Since peaks represent an orbital where electrons can be found, the first orbital (closest to the nucleus) must be 1s. Because the graph goes up to 2 on the y-axis, there are 2 electrons in the 1s orbital. This should make sense because there is a maximum of two electrons in the s suborbital.
The next orbital has to be 2s and the PES indicates there are 2 electrons in this orbital as well.
So far, the electron configuration seems to be 1s^2 2s^2.
There is one more peak though, which corresponds to the 2p orbital. However, this orbital isn't filled to maximum capacity, there are only 2 electrons in it.
The full electron configuration of this element is 1s^2 2s^2 2p^2. If I didn't tell you that this PES was for carbon, you should be able to guess it given the graph and the periodic table.
When breaking down a PES,
Refer to the photoelectron spectrum of neon shown below to answer the following question. Which of the following statements best accounts for peak A being to the left of peaks B and C?

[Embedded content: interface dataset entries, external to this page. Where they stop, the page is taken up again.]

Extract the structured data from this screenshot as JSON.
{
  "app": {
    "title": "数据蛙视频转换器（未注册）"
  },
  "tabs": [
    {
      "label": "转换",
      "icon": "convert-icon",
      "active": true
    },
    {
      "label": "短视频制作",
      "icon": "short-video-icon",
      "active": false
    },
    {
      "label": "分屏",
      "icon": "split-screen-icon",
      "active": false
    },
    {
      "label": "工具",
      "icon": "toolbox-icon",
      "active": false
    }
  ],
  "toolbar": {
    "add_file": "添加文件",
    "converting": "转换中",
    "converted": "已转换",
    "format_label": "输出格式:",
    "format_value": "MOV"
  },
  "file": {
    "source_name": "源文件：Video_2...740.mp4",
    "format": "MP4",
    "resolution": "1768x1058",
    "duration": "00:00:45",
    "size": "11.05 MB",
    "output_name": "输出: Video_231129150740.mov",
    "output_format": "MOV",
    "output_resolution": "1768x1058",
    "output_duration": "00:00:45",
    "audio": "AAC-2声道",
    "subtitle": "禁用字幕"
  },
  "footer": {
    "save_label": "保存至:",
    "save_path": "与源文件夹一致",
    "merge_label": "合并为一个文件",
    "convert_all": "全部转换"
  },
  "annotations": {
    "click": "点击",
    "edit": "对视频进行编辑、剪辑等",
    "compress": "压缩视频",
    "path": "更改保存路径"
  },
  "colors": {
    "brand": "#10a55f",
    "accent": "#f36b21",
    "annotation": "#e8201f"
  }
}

a. The electron configuration of neon is 1s^2 2s^2 2p^6.
b. Neon has 8 electrons located in its valence shell.
c. Core electrons of an atom experience a much greater attraction to the nucleus than valence electrons.
d. Peaks B and C show 1st ionization energies (I.E.) in neon, whereas peak A shows the 2nd I.E. of Neon.
2. Which peak shows electrons closest to the nucleus? A, B, C, or D?
This question is taken from the AP Chemistry Exam in 2019
In part a, they are asking you to simply write the electron configuration and identify the element. We just did this a few times! If you feel comfortable with this, try it on your own first before looking at the answer.
Since the binding energy is the largest on the left, the peak on the left is the 1s orbital. The electron configuration is:
You could use the noble gas shortcut here as well, but I often leave the electron configuration like this when given a PES. You may make a mistake when trying to write out the noble gas shortcut with a photoelectron spectrum.
To identify the element, just pull out your periodic table! You should get Ca.